Contract Lifecycle Management (CLM) is often caught in cross-functional turf wars. Consequently, many find that the system in place is not the hoped-for “silver bullet,” especially as unmet requirements surface across the organization. Moreover, the benefits documented in the CLM business case may always seem just beyond reach, especially as phased roll-outs stall amidst frustration and disappointment that what was pitched by the vendor turned out to be more difficult to actualize than it seemed.
Here is some practical advice on how to pull a CLM implementation out of the muck and redeem the investment value, gleaned from a recent webcast featuring Daniel Lee, Director of Legal Technology & Analytics at DaVita, Jonathan Johnson-Swagel, Senior Legal and Business Operations Manager for Uber, and Laura Barrios Griffin, Vice President and Corporate Counsel with Edwards Lifesciences – all of whom inherited a CLM that was selected and implemented by someone else.
Assess your Current Contract Lifecycle Management (CLM) tool and status
If you're taking over a CLM roll-out mid-flight or are tasked with implementing one (and switching tools is not an option), the best way to start is to assess your current state:
- Review the current tool and what exactly it does (and doesn’t do – but could).
- Find out who is using it and precisely how they are using it.
- Find the right stakeholders and meet with them to determine their needs and challenges. (Hint: The “right” stakeholders might include detractors as well as champions – and be drawn from other functions.)

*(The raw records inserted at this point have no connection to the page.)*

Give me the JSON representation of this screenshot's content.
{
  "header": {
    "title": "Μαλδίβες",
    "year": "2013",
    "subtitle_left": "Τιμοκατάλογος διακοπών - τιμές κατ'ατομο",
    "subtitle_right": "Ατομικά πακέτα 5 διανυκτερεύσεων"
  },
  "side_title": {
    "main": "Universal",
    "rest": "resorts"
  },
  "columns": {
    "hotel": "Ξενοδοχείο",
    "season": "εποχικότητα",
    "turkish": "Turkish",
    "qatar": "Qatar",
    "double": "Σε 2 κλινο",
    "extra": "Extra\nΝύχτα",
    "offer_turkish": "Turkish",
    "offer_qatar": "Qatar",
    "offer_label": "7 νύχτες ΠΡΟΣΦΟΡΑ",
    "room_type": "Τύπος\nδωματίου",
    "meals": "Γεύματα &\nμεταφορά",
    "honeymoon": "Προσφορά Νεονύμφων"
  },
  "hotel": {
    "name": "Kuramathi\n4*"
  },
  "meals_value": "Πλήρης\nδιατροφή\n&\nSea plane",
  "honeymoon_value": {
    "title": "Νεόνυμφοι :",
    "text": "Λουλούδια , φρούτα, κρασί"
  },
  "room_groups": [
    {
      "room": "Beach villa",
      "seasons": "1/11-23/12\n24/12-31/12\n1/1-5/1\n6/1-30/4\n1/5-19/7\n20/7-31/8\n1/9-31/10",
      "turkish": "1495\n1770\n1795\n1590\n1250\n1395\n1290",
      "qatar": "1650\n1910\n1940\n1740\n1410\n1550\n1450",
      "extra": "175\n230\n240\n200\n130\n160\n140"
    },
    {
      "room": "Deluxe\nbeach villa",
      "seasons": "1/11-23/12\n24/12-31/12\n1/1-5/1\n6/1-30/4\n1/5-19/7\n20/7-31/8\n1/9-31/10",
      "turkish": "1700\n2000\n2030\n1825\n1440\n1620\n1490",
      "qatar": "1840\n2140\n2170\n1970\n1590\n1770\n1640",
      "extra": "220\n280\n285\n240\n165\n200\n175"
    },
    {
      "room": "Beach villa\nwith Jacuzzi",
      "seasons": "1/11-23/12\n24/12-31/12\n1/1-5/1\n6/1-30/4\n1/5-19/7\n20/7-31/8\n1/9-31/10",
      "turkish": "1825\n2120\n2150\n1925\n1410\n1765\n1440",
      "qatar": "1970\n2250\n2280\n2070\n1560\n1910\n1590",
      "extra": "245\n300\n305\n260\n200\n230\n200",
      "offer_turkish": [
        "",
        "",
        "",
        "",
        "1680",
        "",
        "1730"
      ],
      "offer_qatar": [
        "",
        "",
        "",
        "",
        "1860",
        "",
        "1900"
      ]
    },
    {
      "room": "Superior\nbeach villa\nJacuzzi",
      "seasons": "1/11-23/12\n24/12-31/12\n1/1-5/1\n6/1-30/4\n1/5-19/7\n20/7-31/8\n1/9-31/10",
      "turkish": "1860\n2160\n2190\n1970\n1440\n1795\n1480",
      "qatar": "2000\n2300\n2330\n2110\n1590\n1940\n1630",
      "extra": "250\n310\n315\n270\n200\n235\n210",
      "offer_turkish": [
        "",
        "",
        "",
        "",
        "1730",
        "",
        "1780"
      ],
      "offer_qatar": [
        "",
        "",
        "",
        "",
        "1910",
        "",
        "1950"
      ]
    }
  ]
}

- Consider how much application switching occurs as users work around deficiencies or manually bridge gaps between tools used by other teams or functions.
Define your (revised) strategy to improve your CLM processes
Once you’ve reviewed what you have, you can pinpoint what you need and chart a path to strong adoption.
||“Sending out a survey to users and stakeholders as part of your assessment process can help identify pain points in your technology.”
- Laura Barrios Griffin, Vice President and Corporate Counsel with Edwards Lifesciences
Ongoing engagement to drive continuous improvement
Remember that you’ll need to be agile and flexible as new demands and opinions crystalize. You will need to involve stakeholders from different business groups, geographic regions and more, as they all have different needs:
|“This is a people process, getting the right people in the room…. across Legal, IT, Procurement, Global sourcing, Engineering, Vendor Management”
- Jonathan Johnson-Swagel, Senior Legal and Business Operations Manager, Uber
Build a better relationship with the vendor(s)
Behind every CLM tool is the vendor that created it and perhaps also a professional services team that your company engaged to support the implementation. When you start on this optimization process, make sure to build a strong, sustainable relationship so you can leverage vendors’ expertise.
"Ask questions rather than make demands. Develop mutual trust by avoiding blame and showing respect."
- Daniel Lee, Director of Legal Technology & Analytics, DaVita
Refine as your journey continues
As you bring your team along, demands and resources will likely grow and change as your contracting operations mature. Remember to keep redefining your strategy as you gain experience and take on more feedback. Quarterly and annual progress reviews against clear milestones and KPIs and making course corrections will help ensure that your core objectives are met.